With the DJI Inspire 2, you have the option to shoot with a second operator who can independently control all the camera functionality and gimbal controls. That allows your pilot to do what he does best and fly, and fly safely. As the camera operator, you can focus on what you do best and direct your pilot to get the shot you want while maintaining the shot. Communication is key between the two of you to get the shot that just can't be obtained with a single operator.




The DJI Inspire 2 is genuinely for professionals and as such can be used on major commercial production, including film and TV. Having such a powerful aircraft also means that your insurance is likely to be more than let's say a Mavic, but you can advertise your services to a broader audience.

  • 4/3" Sensor
  • Compatible with up to 8 MFT lenses
  • 5.2K Video (RAW, ProRes, MOV, MP4)
  • Stills at 20.8MP
  • up to 60fps at 4K
  • Max Video Bitrate - 5.2 Gbs Mbps
  • Storage - Micro SD™ & SSD







To summarise

Hand on heart, if you've got the budget to shoot high-quality professional films then get the DJI Inspire 2. However, I know that it's not always justifiable to get the best as budgets constrain our shopping list!


If you can't afford the DJI Inspire 2, then I would go for the Phantom 4 Pro. You'll get much better video and stills quality than the Mavic or Spark. It doesn't look too small as to put off clients and it is a robust, proven platform.


If you are more of a vlogger or do lots of travelling, then the Mavic and Spark range is ideally suited to that, however, for genuinely commercial film use I believe (and it's only my opinion!) that they are not suitable.
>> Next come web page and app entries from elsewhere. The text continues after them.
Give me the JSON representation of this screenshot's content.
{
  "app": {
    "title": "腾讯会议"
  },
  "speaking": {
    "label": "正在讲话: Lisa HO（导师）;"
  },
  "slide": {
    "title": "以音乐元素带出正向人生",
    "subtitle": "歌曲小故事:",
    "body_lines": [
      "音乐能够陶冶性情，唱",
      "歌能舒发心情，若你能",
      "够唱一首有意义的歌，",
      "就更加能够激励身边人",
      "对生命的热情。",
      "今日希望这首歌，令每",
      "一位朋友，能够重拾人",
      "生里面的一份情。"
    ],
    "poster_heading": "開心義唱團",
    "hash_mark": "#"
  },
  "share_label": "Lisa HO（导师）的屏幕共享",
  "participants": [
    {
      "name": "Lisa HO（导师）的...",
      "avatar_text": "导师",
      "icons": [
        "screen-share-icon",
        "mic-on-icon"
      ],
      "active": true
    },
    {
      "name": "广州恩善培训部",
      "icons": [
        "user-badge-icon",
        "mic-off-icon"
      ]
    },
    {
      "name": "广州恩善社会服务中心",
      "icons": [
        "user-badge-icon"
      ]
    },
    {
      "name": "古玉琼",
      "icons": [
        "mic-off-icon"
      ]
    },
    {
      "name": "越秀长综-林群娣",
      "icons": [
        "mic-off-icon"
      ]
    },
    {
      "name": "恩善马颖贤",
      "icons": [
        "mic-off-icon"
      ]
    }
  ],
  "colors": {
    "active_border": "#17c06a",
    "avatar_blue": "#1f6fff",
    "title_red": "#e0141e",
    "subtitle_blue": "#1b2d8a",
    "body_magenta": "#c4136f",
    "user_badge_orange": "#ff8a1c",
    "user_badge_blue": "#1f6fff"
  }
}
I hope that's helped you decide which aircraft you should choose. Get in touch with Aerial Motion Pictures for more advice or if you are looking at becoming a commercially certified operator.